It’s been a long and arduous journey that has taken me from the backstreets of Bombay to the open sewers of Calcutta; from the Rocky Mountains to the Great Plains. I have been a man obsessed. I have neglected my children – they are nothing but a memory – and my wife is welded to the settee.

You may think me cold and heartless, but it’s not like that, really. When I discovered that the meaning of life lay within my reach I had no option but to pursue it with single-pointed determination. At times I thought I was going quite mad. The police tried to bust into my lab. I disguised myself as a hippopotamus to evade capture. The government and their psychiatrists have spent considerable time and effort trying to keep me incarcerated, but I am a master of escape. The lengths to which I have gone are extreme.

And yet humankind will remember me with fondness, as the man who bottled the Truth.

And the Truth can be yours if you want it, for just $100 plus tax. Grape or blueberry.

Saturday, 9 July 2011

Scooters, Boats, and Paul Weller’s Haircut

I’ve got myself a job, working in a shipyard for a company that makes insanely priced luxury motor yachts for foreign gentlemen with more money than sense.

They’re beautiful things, these boats; white and gleaming: they nose through the blue waters like mythical sea beasts.  They are things of dream and fantasy; the kind of item you probably imagined yourself buying before you resigned yourself to the fact that you were never going to win the lottery. You can get one for between £750,000 (if you have a modest budget) and twenty million quid (if you’re more of an exhibitionist), and it'll be made almost entirely from stuff that you can get at B&Q.

There are several hundred people employed at the shipyard, but providence saw fit to put me on a team of scooter enthusiasts. These guys are far more interested in talking about the latest modifications to their Lambrettas than they are about anything that’s happening on the boat, which is fine by me. They were very pleased, I think, that the newest member of their team was not a freakishly huge eastern European body builder foaming at the mouth from too many steroids (which they were expecting), but a thin white sleepy looking bird with a Paul Weller haircut, rectangular sunglasses and a “Watch the Cloth, Moth” T-shirt.

At the moment the lads are in excited anticipation of the Isle of Wight scooter rally. 

         “We go every year,” Frenchy told me, “why don’t you come with us? I reckon it’s going to be Roger Daltrey headlining. Last year it was Ronnie Lane. The year before it was Madness.”

“I’d love to,” I said, “but I don’t have a scooter.”

“That’s ok. Half the people there don’t have a scooter. It don’t matter. It’s just three days of camping in a field and getting extremely pissed. I drink a bottle of Bacardi every night. You drink Bacardi?”

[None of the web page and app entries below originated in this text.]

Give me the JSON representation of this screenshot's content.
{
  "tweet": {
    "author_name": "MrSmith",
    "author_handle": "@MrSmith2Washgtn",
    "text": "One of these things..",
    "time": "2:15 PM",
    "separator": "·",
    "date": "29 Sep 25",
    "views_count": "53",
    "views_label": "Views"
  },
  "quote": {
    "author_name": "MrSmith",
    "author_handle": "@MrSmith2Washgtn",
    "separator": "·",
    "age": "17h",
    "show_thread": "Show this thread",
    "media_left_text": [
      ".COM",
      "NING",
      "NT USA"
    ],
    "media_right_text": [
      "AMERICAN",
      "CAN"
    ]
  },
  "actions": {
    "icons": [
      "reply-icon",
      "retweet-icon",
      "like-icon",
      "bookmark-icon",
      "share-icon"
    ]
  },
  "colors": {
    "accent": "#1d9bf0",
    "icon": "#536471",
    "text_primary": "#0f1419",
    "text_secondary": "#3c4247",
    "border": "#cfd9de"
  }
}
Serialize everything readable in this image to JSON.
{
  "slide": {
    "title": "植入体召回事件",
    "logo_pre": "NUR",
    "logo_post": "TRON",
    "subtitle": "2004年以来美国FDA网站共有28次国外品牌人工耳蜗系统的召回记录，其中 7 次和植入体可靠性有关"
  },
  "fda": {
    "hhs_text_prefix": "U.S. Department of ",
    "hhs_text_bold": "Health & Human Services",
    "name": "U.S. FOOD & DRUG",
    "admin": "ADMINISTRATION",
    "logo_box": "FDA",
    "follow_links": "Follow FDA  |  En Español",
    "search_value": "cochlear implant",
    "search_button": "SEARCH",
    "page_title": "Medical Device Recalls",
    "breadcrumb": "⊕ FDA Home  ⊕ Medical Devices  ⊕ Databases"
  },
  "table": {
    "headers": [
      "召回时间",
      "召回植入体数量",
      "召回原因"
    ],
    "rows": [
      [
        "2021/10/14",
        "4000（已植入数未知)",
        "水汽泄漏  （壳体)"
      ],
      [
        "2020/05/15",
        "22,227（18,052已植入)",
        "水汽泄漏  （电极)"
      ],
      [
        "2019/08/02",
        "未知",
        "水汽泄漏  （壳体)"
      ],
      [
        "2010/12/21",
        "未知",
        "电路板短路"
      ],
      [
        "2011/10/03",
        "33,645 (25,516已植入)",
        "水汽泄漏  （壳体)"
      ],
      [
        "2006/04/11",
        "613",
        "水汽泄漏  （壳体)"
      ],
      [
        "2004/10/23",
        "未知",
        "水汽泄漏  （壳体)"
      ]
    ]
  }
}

“No, I don’t drink at all these days.”

“Why not?”

“Because I’m allergic to alcohol.”

“Why, what happens? Does it make you break out in a rash?”

“No, it makes me break into your house.”

And so began the discussion about alcoholism. I described the physical craving and mental obsession, and they all decided they had at least one person amongst their acquaintance who was probably alcoholic. The carpet fitter was kneeling in the corner listening intently. I knew he was listening because he is an alcoholic, but it hasn't dawned on him yet. When he does he’ll know who to talk to.

“Anyway,” I said to Frenchy, “I can’t really afford to go to the Isle of Wight, because I’m saving up to go to India for two months at the end of the year.”

“Really? I’ve never been to India. What are you going there for?”

“Well, I’m going to study.”

“Study what?”


“What’s that?”

“It’s the science of self-inquiry. The study of consciousness.”

“No shit. Wow. How cool is that. You know you can pick up a scooter for a couple of hundred quid out there. Hey Arnie! Paul Weller’s going to India!”

“That’s great, Paul Weller!” the voice of Arnie drifted in from the cockpit. “Now we can import some Lambrettas!”